TASK TO COMPLETE: Keeping each line exactly as it is, output all of the records.

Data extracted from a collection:
···

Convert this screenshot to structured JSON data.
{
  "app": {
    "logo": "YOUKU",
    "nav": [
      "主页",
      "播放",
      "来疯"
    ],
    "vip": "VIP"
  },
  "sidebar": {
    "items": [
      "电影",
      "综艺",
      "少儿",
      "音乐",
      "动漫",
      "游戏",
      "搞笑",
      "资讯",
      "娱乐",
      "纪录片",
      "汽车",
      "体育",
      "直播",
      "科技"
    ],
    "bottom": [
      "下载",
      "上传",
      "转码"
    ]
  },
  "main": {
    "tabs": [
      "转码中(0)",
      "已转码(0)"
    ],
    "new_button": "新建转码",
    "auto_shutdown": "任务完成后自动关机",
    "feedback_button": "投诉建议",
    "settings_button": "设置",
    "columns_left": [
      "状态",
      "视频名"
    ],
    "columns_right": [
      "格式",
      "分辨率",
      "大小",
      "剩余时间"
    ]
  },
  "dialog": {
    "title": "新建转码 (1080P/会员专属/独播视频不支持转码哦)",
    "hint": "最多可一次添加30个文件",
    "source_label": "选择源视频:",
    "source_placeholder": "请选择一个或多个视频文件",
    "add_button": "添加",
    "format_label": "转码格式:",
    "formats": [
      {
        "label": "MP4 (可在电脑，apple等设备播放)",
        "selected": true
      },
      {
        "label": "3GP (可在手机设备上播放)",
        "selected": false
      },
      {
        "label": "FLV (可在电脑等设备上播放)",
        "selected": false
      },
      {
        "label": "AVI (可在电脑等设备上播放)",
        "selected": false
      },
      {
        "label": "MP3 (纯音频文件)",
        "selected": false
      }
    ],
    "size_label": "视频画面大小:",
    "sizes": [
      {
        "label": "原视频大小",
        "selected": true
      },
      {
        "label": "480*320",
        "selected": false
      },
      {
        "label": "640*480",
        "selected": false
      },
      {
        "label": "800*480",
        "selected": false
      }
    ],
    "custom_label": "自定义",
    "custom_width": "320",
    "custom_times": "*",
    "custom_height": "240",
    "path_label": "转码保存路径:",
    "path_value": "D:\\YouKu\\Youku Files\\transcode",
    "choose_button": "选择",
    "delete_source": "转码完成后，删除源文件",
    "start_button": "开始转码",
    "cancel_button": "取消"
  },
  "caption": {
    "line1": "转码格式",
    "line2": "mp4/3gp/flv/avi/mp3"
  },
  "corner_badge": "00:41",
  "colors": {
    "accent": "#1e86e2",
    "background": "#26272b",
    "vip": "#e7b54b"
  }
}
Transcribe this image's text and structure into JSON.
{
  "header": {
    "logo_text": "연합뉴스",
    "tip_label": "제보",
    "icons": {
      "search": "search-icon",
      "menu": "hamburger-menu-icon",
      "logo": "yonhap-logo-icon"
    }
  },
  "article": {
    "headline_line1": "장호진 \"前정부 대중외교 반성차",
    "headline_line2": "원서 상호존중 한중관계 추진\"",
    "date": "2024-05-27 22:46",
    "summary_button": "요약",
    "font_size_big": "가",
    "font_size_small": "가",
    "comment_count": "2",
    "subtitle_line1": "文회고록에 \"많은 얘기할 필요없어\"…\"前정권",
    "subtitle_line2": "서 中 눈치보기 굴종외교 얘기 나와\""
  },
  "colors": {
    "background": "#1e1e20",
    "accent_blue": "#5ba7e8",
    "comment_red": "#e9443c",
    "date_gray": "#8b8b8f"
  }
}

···

COMPLETED TASK:
Convert this screenshot to structured JSON data.
{
  "app": {
    "logo": "YOUKU",
    "nav": [
      "主页",
      "播放",
      "来疯"
    ],
    "vip": "VIP"
  },
  "sidebar": {
    "items": [
      "电影",
      "综艺",
      "少儿",
      "音乐",
      "动漫",
      "游戏",
      "搞笑",
      "资讯",
      "娱乐",
      "纪录片",
      "汽车",
      "体育",
      "直播",
      "科技"
    ],
    "bottom": [
      "下载",
      "上传",
      "转码"
    ]
  },
  "main": {
    "tabs": [
      "转码中(0)",
      "已转码(0)"
    ],
    "new_button": "新建转码",
    "auto_shutdown": "任务完成后自动关机",
    "feedback_button": "投诉建议",
    "settings_button": "设置",
    "columns_left": [
      "状态",
      "视频名"
    ],
    "columns_right": [
      "格式",
      "分辨率",
      "大小",
      "剩余时间"
    ]
  },
  "dialog": {
    "title": "新建转码 (1080P/会员专属/独播视频不支持转码哦)",
    "hint": "最多可一次添加30个文件",
    "source_label": "选择源视频:",
    "source_placeholder": "请选择一个或多个视频文件",
    "add_button": "添加",
    "format_label": "转码格式:",
    "formats": [
      {
        "label": "MP4 (可在电脑，apple等设备播放)",
        "selected": true
      },
      {
        "label": "3GP (可在手机设备上播放)",
        "selected": false
      },
      {
        "label": "FLV (可在电脑等设备上播放)",
        "selected": false
      },
      {
        "label": "AVI (可在电脑等设备上播放)",
        "selected": false
      },
      {
        "label": "MP3 (纯音频文件)",
        "selected": false
      }
    ],
    "size_label": "视频画面大小:",
    "sizes": [
      {
        "label": "原视频大小",
        "selected": true
      },
      {
        "label": "480*320",
        "selected": false
      },
      {
        "label": "640*480",
        "selected": false
      },
      {
        "label": "800*480",
        "selected": false
      }
    ],
    "custom_label": "自定义",
    "custom_width": "320",
    "custom_times": "*",
    "custom_height": "240",
    "path_label": "转码保存路径:",
    "path_value": "D:\\YouKu\\Youku Files\\transcode",
    "choose_button": "选择",
    "delete_source": "转码完成后，删除源文件",
    "start_button": "开始转码",
    "cancel_button": "取消"
  },
  "caption": {
    "line1": "转码格式",
    "line2": "mp4/3gp/flv/avi/mp3"
  },
  "corner_badge": "00:41",
  "colors": {
    "accent": "#1e86e2",
    "background": "#26272b",
    "vip": "#e7b54b"
  }
}
Transcribe this image's text and structure into JSON.
{
  "header": {
    "logo_text": "연합뉴스",
    "tip_label": "제보",
    "icons": {
      "search": "search-icon",
      "menu": "hamburger-menu-icon",
      "logo": "yonhap-logo-icon"
    }
  },
  "article": {
    "headline_line1": "장호진 \"前정부 대중외교 반성차",
    "headline_line2": "원서 상호존중 한중관계 추진\"",
    "date": "2024-05-27 22:46",
    "summary_button": "요약",
    "font_size_big": "가",
    "font_size_small": "가",
    "comment_count": "2",
    "subtitle_line1": "文회고록에 \"많은 얘기할 필요없어\"…\"前정권",
    "subtitle_line2": "서 中 눈치보기 굴종외교 얘기 나와\""
  },
  "colors": {
    "background": "#1e1e20",
    "accent_blue": "#5ba7e8",
    "comment_red": "#e9443c",
    "date_gray": "#8b8b8f"
  }
}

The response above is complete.